--- Information supplied Enclosed Below ---

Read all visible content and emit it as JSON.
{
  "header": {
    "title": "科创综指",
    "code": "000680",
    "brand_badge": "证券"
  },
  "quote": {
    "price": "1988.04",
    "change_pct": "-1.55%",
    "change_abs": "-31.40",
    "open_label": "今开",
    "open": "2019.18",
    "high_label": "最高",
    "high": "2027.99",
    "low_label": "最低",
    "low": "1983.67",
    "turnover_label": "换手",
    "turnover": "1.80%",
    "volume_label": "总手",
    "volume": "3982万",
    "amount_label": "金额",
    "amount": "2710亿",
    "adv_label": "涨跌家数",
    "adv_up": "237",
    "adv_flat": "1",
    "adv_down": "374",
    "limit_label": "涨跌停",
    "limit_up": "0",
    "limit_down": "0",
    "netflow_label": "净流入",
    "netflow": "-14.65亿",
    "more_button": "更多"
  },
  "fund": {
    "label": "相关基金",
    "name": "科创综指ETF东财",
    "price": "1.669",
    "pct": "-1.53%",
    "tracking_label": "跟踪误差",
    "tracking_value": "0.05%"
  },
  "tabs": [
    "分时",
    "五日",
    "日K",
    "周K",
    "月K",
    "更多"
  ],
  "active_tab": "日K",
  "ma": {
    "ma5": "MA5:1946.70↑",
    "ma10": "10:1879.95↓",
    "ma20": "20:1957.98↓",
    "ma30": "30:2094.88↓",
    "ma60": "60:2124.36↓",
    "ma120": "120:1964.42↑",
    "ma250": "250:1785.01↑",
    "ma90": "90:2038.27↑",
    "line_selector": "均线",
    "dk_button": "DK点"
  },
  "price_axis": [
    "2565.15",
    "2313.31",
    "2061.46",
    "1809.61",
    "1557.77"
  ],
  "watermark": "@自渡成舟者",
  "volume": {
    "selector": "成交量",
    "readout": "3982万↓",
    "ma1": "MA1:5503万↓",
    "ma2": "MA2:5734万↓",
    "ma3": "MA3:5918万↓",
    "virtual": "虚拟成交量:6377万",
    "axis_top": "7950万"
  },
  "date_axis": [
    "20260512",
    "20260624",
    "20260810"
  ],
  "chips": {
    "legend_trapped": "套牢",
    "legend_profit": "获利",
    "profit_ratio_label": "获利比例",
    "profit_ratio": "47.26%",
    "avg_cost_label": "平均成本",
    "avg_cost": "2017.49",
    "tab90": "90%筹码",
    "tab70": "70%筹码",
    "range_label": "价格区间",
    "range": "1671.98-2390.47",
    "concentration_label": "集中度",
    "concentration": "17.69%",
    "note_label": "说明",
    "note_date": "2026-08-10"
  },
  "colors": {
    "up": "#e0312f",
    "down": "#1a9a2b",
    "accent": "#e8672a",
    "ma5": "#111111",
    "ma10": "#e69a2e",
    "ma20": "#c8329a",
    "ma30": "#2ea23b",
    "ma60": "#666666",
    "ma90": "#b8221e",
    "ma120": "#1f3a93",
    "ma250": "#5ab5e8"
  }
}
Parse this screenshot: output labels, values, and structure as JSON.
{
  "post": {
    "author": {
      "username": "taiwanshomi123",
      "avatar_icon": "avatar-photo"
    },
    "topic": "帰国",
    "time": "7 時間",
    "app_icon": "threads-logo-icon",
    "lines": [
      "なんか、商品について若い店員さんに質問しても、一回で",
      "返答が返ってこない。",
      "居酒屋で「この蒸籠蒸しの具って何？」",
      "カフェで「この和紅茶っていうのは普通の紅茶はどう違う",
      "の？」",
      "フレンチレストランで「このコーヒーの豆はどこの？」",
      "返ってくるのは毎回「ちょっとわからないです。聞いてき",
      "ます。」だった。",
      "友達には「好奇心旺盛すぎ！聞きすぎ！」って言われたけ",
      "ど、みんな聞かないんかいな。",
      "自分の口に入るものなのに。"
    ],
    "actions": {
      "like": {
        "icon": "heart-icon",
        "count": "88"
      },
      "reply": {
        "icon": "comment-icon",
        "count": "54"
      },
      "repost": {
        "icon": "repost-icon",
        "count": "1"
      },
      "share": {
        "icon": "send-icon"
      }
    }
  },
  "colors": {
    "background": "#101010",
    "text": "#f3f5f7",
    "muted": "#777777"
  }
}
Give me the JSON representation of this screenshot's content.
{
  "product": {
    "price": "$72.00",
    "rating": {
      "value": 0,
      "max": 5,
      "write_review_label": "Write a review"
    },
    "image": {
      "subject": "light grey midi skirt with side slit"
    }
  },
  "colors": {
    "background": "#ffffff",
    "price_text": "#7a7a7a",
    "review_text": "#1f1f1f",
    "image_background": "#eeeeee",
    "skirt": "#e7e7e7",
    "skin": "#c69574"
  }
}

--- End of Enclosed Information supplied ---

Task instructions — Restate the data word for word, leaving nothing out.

Solution for this task —
Read all visible content and emit it as JSON.
{
  "header": {
    "title": "科创综指",
    "code": "000680",
    "brand_badge": "证券"
  },
  "quote": {
    "price": "1988.04",
    "change_pct": "-1.55%",
    "change_abs": "-31.40",
    "open_label": "今开",
    "open": "2019.18",
    "high_label": "最高",
    "high": "2027.99",
    "low_label": "最低",
    "low": "1983.67",
    "turnover_label": "换手",
    "turnover": "1.80%",
    "volume_label": "总手",
    "volume": "3982万",
    "amount_label": "金额",
    "amount": "2710亿",
    "adv_label": "涨跌家数",
    "adv_up": "237",
    "adv_flat": "1",
    "adv_down": "374",
    "limit_label": "涨跌停",
    "limit_up": "0",
    "limit_down": "0",
    "netflow_label": "净流入",
    "netflow": "-14.65亿",
    "more_button": "更多"
  },
  "fund": {
    "label": "相关基金",
    "name": "科创综指ETF东财",
    "price": "1.669",
    "pct": "-1.53%",
    "tracking_label": "跟踪误差",
    "tracking_value": "0.05%"
  },
  "tabs": [
    "分时",
    "五日",
    "日K",
    "周K",
    "月K",
    "更多"
  ],
  "active_tab": "日K",
  "ma": {
    "ma5": "MA5:1946.70↑",
    "ma10": "10:1879.95↓",
    "ma20": "20:1957.98↓",
    "ma30": "30:2094.88↓",
    "ma60": "60:2124.36↓",
    "ma120": "120:1964.42↑",
    "ma250": "250:1785.01↑",
    "ma90": "90:2038.27↑",
    "line_selector": "均线",
    "dk_button": "DK点"
  },
  "price_axis": [
    "2565.15",
    "2313.31",
    "2061.46",
    "1809.61",
    "1557.77"
  ],
  "watermark": "@自渡成舟者",
  "volume": {
    "selector": "成交量",
    "readout": "3982万↓",
    "ma1": "MA1:5503万↓",
    "ma2": "MA2:5734万↓",
    "ma3": "MA3:5918万↓",
    "virtual": "虚拟成交量:6377万",
    "axis_top": "7950万"
  },
  "date_axis": [
    "20260512",
    "20260624",
    "20260810"
  ],
  "chips": {
    "legend_trapped": "套牢",
    "legend_profit": "获利",
    "profit_ratio_label": "获利比例",
    "profit_ratio": "47.26%",
    "avg_cost_label": "平均成本",
    "avg_cost": "2017.49",
    "tab90": "90%筹码",
    "tab70": "70%筹码",
    "range_label": "价格区间",
    "range": "1671.98-2390.47",
    "concentration_label": "集中度",
    "concentration": "17.69%",
    "note_label": "说明",
    "note_date": "2026-08-10"
  },
  "colors": {
    "up": "#e0312f",
    "down": "#1a9a2b",
    "accent": "#e8672a",
    "ma5": "#111111",
    "ma10": "#e69a2e",
    "ma20": "#c8329a",
    "ma30": "#2ea23b",
    "ma60": "#666666",
    "ma90": "#b8221e",
    "ma120": "#1f3a93",
    "ma250": "#5ab5e8"
  }
}
Parse this screenshot: output labels, values, and structure as JSON.
{
  "post": {
    "author": {
      "username": "taiwanshomi123",
      "avatar_icon": "avatar-photo"
    },
    "topic": "帰国",
    "time": "7 時間",
    "app_icon": "threads-logo-icon",
    "lines": [
      "なんか、商品について若い店員さんに質問しても、一回で",
      "返答が返ってこない。",
      "居酒屋で「この蒸籠蒸しの具って何？」",
      "カフェで「この和紅茶っていうのは普通の紅茶はどう違う",
      "の？」",
      "フレンチレストランで「このコーヒーの豆はどこの？」",
      "返ってくるのは毎回「ちょっとわからないです。聞いてき",
      "ます。」だった。",
      "友達には「好奇心旺盛すぎ！聞きすぎ！」って言われたけ",
      "ど、みんな聞かないんかいな。",
      "自分の口に入るものなのに。"
    ],
    "actions": {
      "like": {
        "icon": "heart-icon",
        "count": "88"
      },
      "reply": {
        "icon": "comment-icon",
        "count": "54"
      },
      "repost": {
        "icon": "repost-icon",
        "count": "1"
      },
      "share": {
        "icon": "send-icon"
      }
    }
  },
  "colors": {
    "background": "#101010",
    "text": "#f3f5f7",
    "muted": "#777777"
  }
}
Give me the JSON representation of this screenshot's content.
{
  "product": {
    "price": "$72.00",
    "rating": {
      "value": 0,
      "max": 5,
      "write_review_label": "Write a review"
    },
    "image": {
      "subject": "light grey midi skirt with side slit"
    }
  },
  "colors": {
    "background": "#ffffff",
    "price_text": "#7a7a7a",
    "review_text": "#1f1f1f",
    "image_background": "#eeeeee",
    "skirt": "#e7e7e7",
    "skin": "#c69574"
  }
}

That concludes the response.